LeRoy Frasier, one of the first three black undergraduate students to successfully challenge racial segregation at North Carolina’s flagship public university, has passed away at the age of 80.
Family members confirmed on Tuesday that Frasier died on Dec. 29 at a hospital in New York City after suffering heart failure, according to the Associated Press.
Frasier, along with his brother Ralph, and John Lewis Brandon, were students at Hillside High School in Durham when they took the chance to apply at the still-segregated UNC-Chapel Hill in 1955.
While four black students had been admitted to UNC’s law school when the Frasiers and Brandon applied, the AP notes, no black undergraduates had been accepted. Some students from the university came to the Durham Committee on Negro Affairs searching for students to challenge the school in light of the landmark ruling of Brown v. Board of Education in 1954.

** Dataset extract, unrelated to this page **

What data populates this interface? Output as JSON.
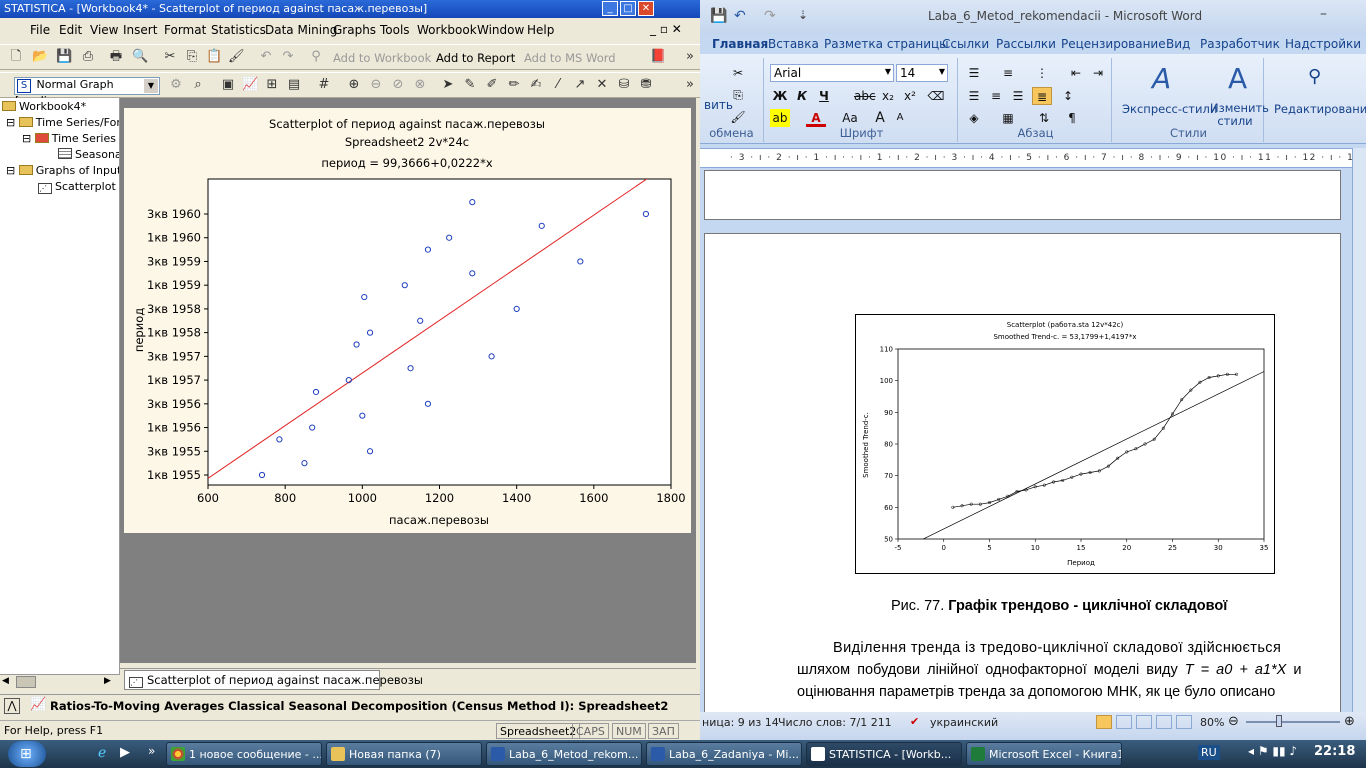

The school released a statement on Tuesday on LeRoy Frasier’s death, noting his accomplishments.
“LeRoy was a true pioneer and historic figure in Carolina’s history and his legacy of leadership, courage and self-sacrifice made a lasting impact on our University community,” Chancellor Carol L. Folt said in the statement. “LeRoy’s contributions to Carolina will live on through our students who receive scholarships bearing his name.”